The single most important obstacle to improving student learning in college (I don’t know enough about K-12) is our terrier-like obsession with assessment and our faith in punishment and reward as the only motivators of any use. It’s all summative evaluation, that does nothing for performance because it’s delivered too late and in an affectively toxic context (like the critique you give a student paper after it’s turned in and the semester is over), and mentor/downward- rather than peer/360° framed. What improves quality is (1) formative, and evaluation is the least of it, and (2) collaborative. These are bromides of industrial quality assurance, but in higher ed, for teaching, we are still in the dark ages of the 1970s when GM thought it could make quality cars by doubling inspections and having a larger reject lot at the end of the assembly line where defective cars could be triaged into “scrap, rework, or ship”.

It’s also way over-focused on classroom performance, and what the prof does rather than what her students are doing. Learning happens while reading, writing, doing problem sets, group projects…not even mainly when being lectured at. Still, the most important single thing any dean or chair who cares about student learning can do is simply to set up a schedule with dates and names, whereby every prof visits five class sessions of colleagues every semester.

Here are some propositions implicit in the discussion of this issue, and in our practice, that need a lot more skeptical examination:

(1) Improving performance in an affectively fraught, improvisational, creative enterprise can only be accomplished with objective measurements of performance (thus, student test score mania). This is why we can tell from real data–total sales in money, square feet, or downloads–that Thomas Keane is a better painter than Vermeer, and that Britney Spears is a better singer than Renee Fleming. If you know Mariah Carey has a wider range than Ella Fitzgerald, there’s nothing to be learned by actually listening to them!  We all know that artists actually learn nothing about how to compose or paint in studio courses without written exams, nor just looking at/listening to each others’ work and talking about it. If they would only learn to use colorimeters and frequency analyzers, we could get some good art!

(2) Knowledge is facts, teaching is telling, and learning is recall (David Cohen), hence fact-recall tests are the unique measure of learning.

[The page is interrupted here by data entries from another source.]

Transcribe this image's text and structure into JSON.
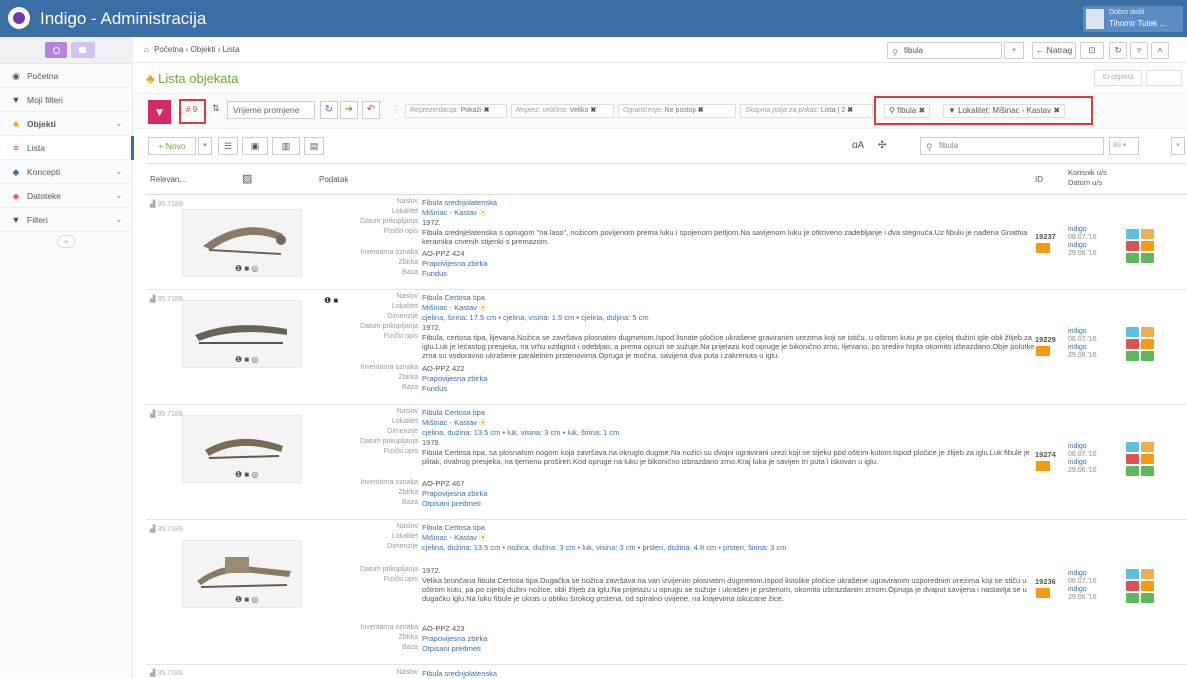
{
  "topbar": {
    "app_title": "Indigo - Administracija",
    "user_greeting": "Dobro došli",
    "user_name": "Tihomir Tutek ..."
  },
  "sidebar": {
    "items": [
      {
        "label": "Početna",
        "icon": "dashboard-icon"
      },
      {
        "label": "Moji filteri",
        "icon": "filter-icon"
      },
      {
        "label": "Objekti",
        "icon": "objects-icon"
      },
      {
        "label": "Lista",
        "icon": "list-icon"
      },
      {
        "label": "Koncepti",
        "icon": "concepts-icon"
      },
      {
        "label": "Datoteke",
        "icon": "files-icon"
      },
      {
        "label": "Filteri",
        "icon": "filter-icon"
      }
    ]
  },
  "breadcrumb": {
    "items": [
      "Početna",
      "Objekti",
      "Lista"
    ]
  },
  "header_search": {
    "value": "fibula"
  },
  "header_buttons": {
    "back": "← Natrag"
  },
  "page": {
    "title": "Lista objekata",
    "id_placeholder": "ID objekta"
  },
  "filterbar": {
    "count": "# 9",
    "sort_label": "Vrijeme promjene",
    "chips": [
      {
        "label": "Reprezentacija:",
        "value": "Pokaži"
      },
      {
        "label": "Reprez. veličina:",
        "value": "Veliko"
      },
      {
        "label": "Ograničenje:",
        "value": "Ne postoji"
      },
      {
        "label": "Skupina polja za prikaz:",
        "value": "Lista | 2"
      }
    ],
    "active_filters": [
      "fibula",
      "Lokalitet: Mišinac - Kastav"
    ]
  },
  "toolbar": {
    "new_label": "+ Novo",
    "search_value": "fibula",
    "right_select": "Bil"
  },
  "table": {
    "headers": {
      "relevance": "Relevan...",
      "data": "Podatak",
      "id": "ID",
      "user": "Korisnik u/s",
      "date": "Datum u/s"
    },
    "rows": [
      {
        "relevance": "35.7189",
        "fields": [
          {
            "label": "Naslov",
            "value": "Fibula srednjolatenska",
            "link": true
          },
          {
            "label": "Lokalitet",
            "value": "Mišinac - Kastav",
            "link": true
          },
          {
            "label": "Datum prikupljanja",
            "value": "1972."
          },
          {
            "label": "Fizički opis",
            "value": "Fibula srednjelatenska s oprugom \"na laso\", nožicom povijenom prema luku i spojenom petljom.Na savijenom luku je otkriveno zadebljanje i dva stegnuća.Uz fibulu je nađena Gnathia keramika crvenih stijenki s premazom.",
            "lines": 2
          },
          {
            "label": "Inventarna oznaka",
            "value": "AO-PPZ 424"
          },
          {
            "label": "Zbirka",
            "value": "Prapovijesna zbirka",
            "link": true
          },
          {
            "label": "Baza",
            "value": "Fundus",
            "link": true
          }
        ],
        "id": "19237",
        "user1": "indigo",
        "date1": "06.07.'16",
        "user2": "indigo",
        "date2": "29.06.'16"
      },
      {
        "relevance": "35.7189",
        "fields": [
          {
            "label": "Naslov",
            "value": "Fibula Certosa tipa",
            "link": true
          },
          {
            "label": "Lokalitet",
            "value": "Mišinac - Kastav",
            "link": true
          },
          {
            "label": "Dimenzije",
            "value": "cjelina, širina: 17.5 cm  • cjelina, visina: 1.5 cm  • cjelina, duljina: 5 cm",
            "link": true
          },
          {
            "label": "Datum prikupljanja",
            "value": "1972."
          },
          {
            "label": "Fizički opis",
            "value": "Fibula, certosa tipa, lijevana.Nožica se završava plosnatim dugmetom.Ispod lisnate pločice ukrašene graviranim urezima koji se ističu, u oštrom kutu je po cijeloj dužini igle obli žlijeb za iglu.Luk je lećastog presjeka, na vrhu uzdignut i odebljao, a prema opruzi se sužuje.Na prijelazu kod opruge je bikonično zrno, lijevano, po sredini hrpta okomito izbrazdano.Obje polutke zrna su vodoravno ukrašene paralelnim prstenovima.Opruga je močna, savijena dva puta i zakrenuta u iglu.",
            "lines": 3
          },
          {
            "label": "Inventarna oznaka",
            "value": "AO-PPZ 422"
          },
          {
            "label": "Zbirka",
            "value": "Prapovijesna zbirka",
            "link": true
          },
          {
            "label": "Baza",
            "value": "Fundus",
            "link": true
          }
        ],
        "id": "19229",
        "user1": "indigo",
        "date1": "06.07.'16",
        "user2": "indigo",
        "date2": "29.06.'16"
      },
      {
        "relevance": "35.7189",
        "fields": [
          {
            "label": "Naslov",
            "value": "Fibula Certosa tipa",
            "link": true
          },
          {
            "label": "Lokalitet",
            "value": "Mišinac - Kastav",
            "link": true
          },
          {
            "label": "Dimenzije",
            "value": "cjelina, dužina: 13.5 cm  • luk, visina: 3 cm  • luk, širina: 1 cm",
            "link": true
          },
          {
            "label": "Datum prikupljanja",
            "value": "1979."
          },
          {
            "label": "Fizički opis",
            "value": "Fibula Certosa tipa, sa plosnatom nogom koja završava na okruglo dugme.Na nožici su dvojni ugravirani urezi koji se sijeku pod oštrim kutom.Ispod pločice je žlijeb za iglu.Luk fibule je plitak, ovalnog presjeka, na tjemenu proširen.Kod opruge na luku je bikonično izbrazdano zrno.Kraj luka je savijen tri puta i iskovan u iglu.",
            "lines": 3
          },
          {
            "label": "Inventarna oznaka",
            "value": "AO-PPZ 467"
          },
          {
            "label": "Zbirka",
            "value": "Prapovijesna zbirka",
            "link": true
          },
          {
            "label": "Baza",
            "value": "Otpisani predmeti",
            "link": true
          }
        ],
        "id": "19274",
        "user1": "indigo",
        "date1": "06.07.'16",
        "user2": "indigo",
        "date2": "29.06.'16"
      },
      {
        "relevance": "35.7189",
        "fields": [
          {
            "label": "Naslov",
            "value": "Fibula Certosa tipa",
            "link": true
          },
          {
            "label": "Lokalitet",
            "value": "Mišinac - Kastav",
            "link": true
          },
          {
            "label": "Dimenzije",
            "value": "cjelina, dužina: 13.5 cm  • nožica, dužina: 3 cm  • luk, visina: 3 cm  • prsten, dužina: 4.8 cm  • prsten, širina: 3 cm",
            "link": true,
            "lines": 2
          },
          {
            "label": "Datum prikupljanja",
            "value": "1972."
          },
          {
            "label": "Fizički opis",
            "value": "Velika brončana fibula Certosa tipa.Dugačka se nožica završava na van izvijenim plosnatim dugmetom.Ispod listolike pločice ukrašene ugraviranim usporednim urezima koji se stiču u oštrom kutu, pa po cijeloj dužini nožice, obli žlijeb za iglu.Na prijelazu u oprugu se sužuje i ukrašen je prstenom, okomito izbrazdanim zrnom.Opruga je dvaput savijena i nastavlja se u dugačku iglu.Na luku fibule je ukras u obliku širokog prstena, od spiralno uvijene, na krajevima iskucane žice.",
            "lines": 4
          },
          {
            "label": "Inventarna oznaka",
            "value": "AO-PPZ 423"
          },
          {
            "label": "Zbirka",
            "value": "Prapovijesna zbirka",
            "link": true
          },
          {
            "label": "Baza",
            "value": "Otpisani predmeti",
            "link": true
          }
        ],
        "id": "19236",
        "user1": "indigo",
        "date1": "06.07.'16",
        "user2": "indigo",
        "date2": "29.06.'16"
      }
    ],
    "partial_row": {
      "relevance": "35.7189",
      "label": "Naslov",
      "value": "Fibula srednjolatenska"
    }
  }
}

(3) The key, maybe the only, element of value creation is avoiding mistakes. Wagner’s greatness is owing to his low error rate; he never violated the voice-leading and harmony prescriptions of a standard textbook. This is why the best teachers always grade by taking off points from 100 for mistakes, instead of adding on points for successes.

(4) Teaching effectiveness is a trait, so a dollar spent assessing it (so you can promote good teachers and fire bad ones) is worth a hundred trying vainly to improve it. Also, firing and raises are quick, cheap, and allow us to get back to writing that journal article, something we know we’re good at. Quality assurance for teaching is complicated, time-consuming, subjective, and messy, so offload that stuff to unpaid staff (students via post-course evaluations) and maybe, checklist rubric scoring. Squeaky chalk? -10.

(5)Even if you don’t believe (4), and want to waste everyone’s time making teachers better at what they do,  money and fear are the unique motivators for teachers. Evidence: when have you seen a grade school teacher spend his or her own money for classroom supplies?

(6) Coaching is OK for people of modest intellectual chops performing mindless physical tasks. Like football players, opera singers, and, um, heart surgeons (cf A. Gawande). Collaboration and peer advice is essential for research but for reasons much too arcane and technical to actually explain, useless for teaching. In fact while peer review of research is the gold standard of academic progress, for professors to visit each others’ classrooms or kibitz on curriculum, assignments and homework is not only useless but a moral outrage, a violation of academic freedom. I know, it’s paradoxical: if you’re not a professor, you can’t understand. Deal with it.

(7) Coaching is always downward hierarchically, thus occasional visits by senior faculty to assistant profs’ classes at promotion time. We know from sports that the first requirement of a track coach is that he can outrun all his sprinters. Nadia Boulanger taught many of the most important 20c composers because she was the greatest composer of them all, in fact it’s a constant struggle to get her off symphony programs to make room for a little Aaron Copland.

[Cross-posted at The Reality-Based Community]

Michael O'Hare

Michael O'Hare is a Professor of Public Policy at the University of California, Berkeley.